** Task goal **
Would you please copy each line of the data in which the string "Scooty" occurs?

** Available data **
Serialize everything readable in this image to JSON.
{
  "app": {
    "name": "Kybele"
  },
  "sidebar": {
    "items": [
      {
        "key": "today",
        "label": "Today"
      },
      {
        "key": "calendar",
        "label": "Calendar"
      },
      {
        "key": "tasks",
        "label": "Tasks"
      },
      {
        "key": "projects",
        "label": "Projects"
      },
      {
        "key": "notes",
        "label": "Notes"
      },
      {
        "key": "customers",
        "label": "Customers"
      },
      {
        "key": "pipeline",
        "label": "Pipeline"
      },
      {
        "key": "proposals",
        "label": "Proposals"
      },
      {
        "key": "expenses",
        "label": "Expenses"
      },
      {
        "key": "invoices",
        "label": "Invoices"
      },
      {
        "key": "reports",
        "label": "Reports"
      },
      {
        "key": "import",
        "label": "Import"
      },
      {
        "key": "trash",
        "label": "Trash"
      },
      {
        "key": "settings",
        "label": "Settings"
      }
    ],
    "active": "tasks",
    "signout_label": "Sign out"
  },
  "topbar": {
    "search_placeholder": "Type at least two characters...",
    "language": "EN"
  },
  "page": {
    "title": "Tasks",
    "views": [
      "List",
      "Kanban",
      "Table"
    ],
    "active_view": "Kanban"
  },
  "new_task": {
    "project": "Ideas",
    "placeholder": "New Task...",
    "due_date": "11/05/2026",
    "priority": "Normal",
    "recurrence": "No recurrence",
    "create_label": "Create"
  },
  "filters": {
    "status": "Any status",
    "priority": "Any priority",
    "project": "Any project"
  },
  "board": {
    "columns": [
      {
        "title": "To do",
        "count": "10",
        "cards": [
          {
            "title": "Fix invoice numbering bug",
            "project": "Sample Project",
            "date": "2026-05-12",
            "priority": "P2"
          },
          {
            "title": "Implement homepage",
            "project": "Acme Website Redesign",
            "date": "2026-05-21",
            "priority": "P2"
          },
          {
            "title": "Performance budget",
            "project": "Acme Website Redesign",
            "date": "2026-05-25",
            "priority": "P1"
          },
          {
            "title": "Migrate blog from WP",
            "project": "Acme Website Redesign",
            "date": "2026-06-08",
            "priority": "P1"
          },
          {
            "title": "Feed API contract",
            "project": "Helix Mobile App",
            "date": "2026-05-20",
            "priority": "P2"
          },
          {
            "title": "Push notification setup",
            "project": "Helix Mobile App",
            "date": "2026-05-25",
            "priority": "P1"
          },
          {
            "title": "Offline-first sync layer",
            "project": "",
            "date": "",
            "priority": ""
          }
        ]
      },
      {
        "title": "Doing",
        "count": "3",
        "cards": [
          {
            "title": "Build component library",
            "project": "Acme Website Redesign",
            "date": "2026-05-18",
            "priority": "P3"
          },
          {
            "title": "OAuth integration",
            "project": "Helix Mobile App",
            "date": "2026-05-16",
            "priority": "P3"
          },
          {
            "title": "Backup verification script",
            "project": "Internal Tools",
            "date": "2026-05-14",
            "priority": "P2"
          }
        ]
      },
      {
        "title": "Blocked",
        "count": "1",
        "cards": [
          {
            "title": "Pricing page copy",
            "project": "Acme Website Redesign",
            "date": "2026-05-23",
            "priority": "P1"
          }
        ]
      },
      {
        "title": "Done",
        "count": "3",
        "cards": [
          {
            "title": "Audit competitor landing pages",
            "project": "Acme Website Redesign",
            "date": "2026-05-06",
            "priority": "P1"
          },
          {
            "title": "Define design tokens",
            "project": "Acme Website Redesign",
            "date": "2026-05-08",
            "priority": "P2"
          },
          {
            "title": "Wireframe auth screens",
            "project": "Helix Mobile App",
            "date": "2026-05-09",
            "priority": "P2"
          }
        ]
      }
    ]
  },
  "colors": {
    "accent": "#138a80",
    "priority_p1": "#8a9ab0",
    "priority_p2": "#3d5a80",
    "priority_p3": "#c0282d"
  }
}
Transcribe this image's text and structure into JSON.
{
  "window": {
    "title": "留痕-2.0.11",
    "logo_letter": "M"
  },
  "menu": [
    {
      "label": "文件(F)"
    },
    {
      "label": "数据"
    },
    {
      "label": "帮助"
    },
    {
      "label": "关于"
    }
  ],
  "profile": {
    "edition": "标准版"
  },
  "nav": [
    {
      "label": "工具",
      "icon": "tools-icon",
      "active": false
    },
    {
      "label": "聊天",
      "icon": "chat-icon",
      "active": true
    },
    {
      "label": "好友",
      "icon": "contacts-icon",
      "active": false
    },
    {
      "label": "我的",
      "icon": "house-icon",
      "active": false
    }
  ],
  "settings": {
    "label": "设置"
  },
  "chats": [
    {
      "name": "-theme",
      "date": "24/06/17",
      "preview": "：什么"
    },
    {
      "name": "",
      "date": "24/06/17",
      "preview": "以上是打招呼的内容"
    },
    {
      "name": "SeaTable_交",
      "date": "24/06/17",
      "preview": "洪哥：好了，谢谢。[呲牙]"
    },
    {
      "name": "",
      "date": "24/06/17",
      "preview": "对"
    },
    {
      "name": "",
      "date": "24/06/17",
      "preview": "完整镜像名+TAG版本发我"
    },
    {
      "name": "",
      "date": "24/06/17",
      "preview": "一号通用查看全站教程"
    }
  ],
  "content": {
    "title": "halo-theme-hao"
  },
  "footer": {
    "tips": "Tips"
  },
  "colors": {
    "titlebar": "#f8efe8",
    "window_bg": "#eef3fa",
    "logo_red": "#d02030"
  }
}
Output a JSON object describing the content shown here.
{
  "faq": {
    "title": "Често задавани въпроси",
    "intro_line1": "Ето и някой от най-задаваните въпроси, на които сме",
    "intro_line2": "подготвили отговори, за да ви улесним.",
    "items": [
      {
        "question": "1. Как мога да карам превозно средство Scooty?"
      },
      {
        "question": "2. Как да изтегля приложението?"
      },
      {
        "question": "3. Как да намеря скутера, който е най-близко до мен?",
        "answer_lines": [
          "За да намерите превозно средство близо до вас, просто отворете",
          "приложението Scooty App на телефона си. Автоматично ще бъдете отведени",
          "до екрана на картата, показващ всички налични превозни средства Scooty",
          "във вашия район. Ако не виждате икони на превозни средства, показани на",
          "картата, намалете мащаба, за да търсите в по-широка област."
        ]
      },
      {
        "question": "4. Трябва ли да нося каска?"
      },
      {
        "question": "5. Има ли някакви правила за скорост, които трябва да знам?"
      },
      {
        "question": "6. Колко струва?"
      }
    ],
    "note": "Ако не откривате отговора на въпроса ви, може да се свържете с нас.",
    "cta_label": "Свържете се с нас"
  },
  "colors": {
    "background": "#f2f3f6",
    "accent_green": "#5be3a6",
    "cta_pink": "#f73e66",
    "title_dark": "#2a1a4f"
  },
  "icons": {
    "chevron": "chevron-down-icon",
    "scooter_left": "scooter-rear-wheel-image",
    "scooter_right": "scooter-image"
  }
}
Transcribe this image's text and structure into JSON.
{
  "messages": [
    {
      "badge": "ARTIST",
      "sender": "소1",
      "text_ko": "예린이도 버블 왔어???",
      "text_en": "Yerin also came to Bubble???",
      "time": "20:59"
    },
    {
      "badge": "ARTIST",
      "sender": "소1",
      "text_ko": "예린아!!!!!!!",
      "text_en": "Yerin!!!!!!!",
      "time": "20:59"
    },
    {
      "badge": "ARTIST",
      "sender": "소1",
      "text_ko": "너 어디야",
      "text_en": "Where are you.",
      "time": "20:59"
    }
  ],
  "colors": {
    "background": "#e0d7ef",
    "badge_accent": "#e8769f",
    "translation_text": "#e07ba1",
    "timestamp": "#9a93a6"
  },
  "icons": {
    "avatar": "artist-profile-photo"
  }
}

** The answer **
        "question": "1. Как мога да карам превозно средство Scooty?"
          "приложението Scooty App на телефона си. Автоматично ще бъдете отведени",
          "до екрана на картата, показващ всички налични превозни средства Scooty",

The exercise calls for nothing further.